Return each line of the data below verbatim; pictures are to be left out.

---- Given records

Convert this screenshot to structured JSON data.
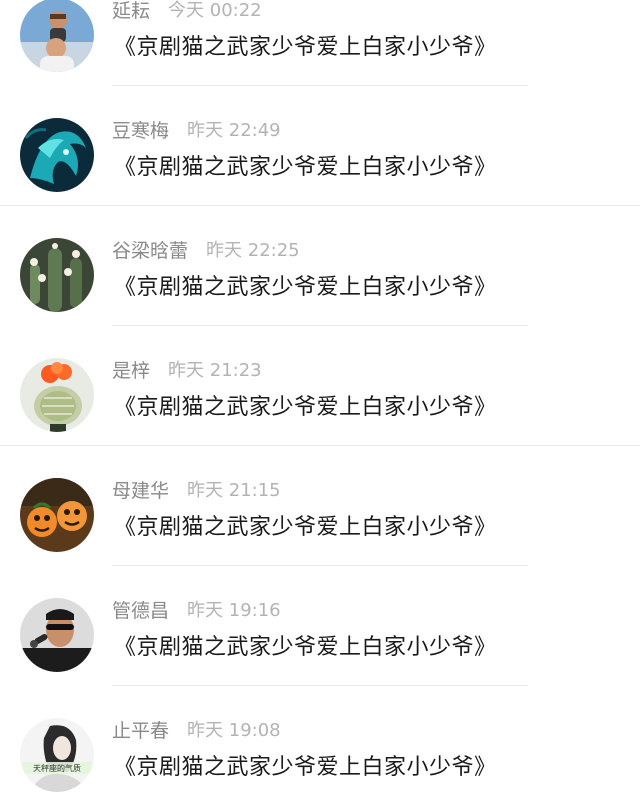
{
  "comments": [
    {
      "name": "延耘",
      "time": "今天 00:22",
      "text": "《京剧猫之武家少爷爱上白家小少爷》",
      "avatar_icon": "man-carrying-child-avatar"
    },
    {
      "name": "豆寒梅",
      "time": "昨天 22:49",
      "text": "《京剧猫之武家少爷爱上白家小少爷》",
      "avatar_icon": "teal-fantasy-creature-avatar"
    },
    {
      "name": "谷梁晗蕾",
      "time": "昨天 22:25",
      "text": "《京剧猫之武家少爷爱上白家小少爷》",
      "avatar_icon": "cactus-flowers-avatar"
    },
    {
      "name": "是梓",
      "time": "昨天 21:23",
      "text": "《京剧猫之武家少爷爱上白家小少爷》",
      "avatar_icon": "flowering-cactus-avatar"
    },
    {
      "name": "母建华",
      "time": "昨天 21:15",
      "text": "《京剧猫之武家少爷爱上白家小少爷》",
      "avatar_icon": "pumpkin-faces-avatar"
    },
    {
      "name": "管德昌",
      "time": "昨天 19:16",
      "text": "《京剧猫之武家少爷爱上白家小少爷》",
      "avatar_icon": "man-with-microphone-avatar"
    },
    {
      "name": "止平春",
      "time": "昨天 19:08",
      "text": "《京剧猫之武家少爷爱上白家小少爷》",
      "avatar_icon": "woman-sketch-avatar",
      "avatar_caption": "天秤座的气质"
    }
  ],
  "colors": {
    "name": "#8a8a8a",
    "time": "#b3b3b3",
    "text": "#1a1a1a",
    "divider": "#ececec"
  }
}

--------

→ **Finished task**
Convert this screenshot to structured JSON data.
{
  "comments": [
    {
      "name": "延耘",
      "time": "今天 00:22",
      "text": "《京剧猫之武家少爷爱上白家小少爷》",
      "avatar_icon": "man-carrying-child-avatar"
    },
    {
      "name": "豆寒梅",
      "time": "昨天 22:49",
      "text": "《京剧猫之武家少爷爱上白家小少爷》",
      "avatar_icon": "teal-fantasy-creature-avatar"
    },
    {
      "name": "谷梁晗蕾",
      "time": "昨天 22:25",
      "text": "《京剧猫之武家少爷爱上白家小少爷》",
      "avatar_icon": "cactus-flowers-avatar"
    },
    {
      "name": "是梓",
      "time": "昨天 21:23",
      "text": "《京剧猫之武家少爷爱上白家小少爷》",
      "avatar_icon": "flowering-cactus-avatar"
    },
    {
      "name": "母建华",
      "time": "昨天 21:15",
      "text": "《京剧猫之武家少爷爱上白家小少爷》",
      "avatar_icon": "pumpkin-faces-avatar"
    },
    {
      "name": "管德昌",
      "time": "昨天 19:16",
      "text": "《京剧猫之武家少爷爱上白家小少爷》",
      "avatar_icon": "man-with-microphone-avatar"
    },
    {
      "name": "止平春",
      "time": "昨天 19:08",
      "text": "《京剧猫之武家少爷爱上白家小少爷》",
      "avatar_icon": "woman-sketch-avatar",
      "avatar_caption": "天秤座的气质"
    }
  ],
  "colors": {
    "name": "#8a8a8a",
    "time": "#b3b3b3",
    "text": "#1a1a1a",
    "divider": "#ececec"
  }
}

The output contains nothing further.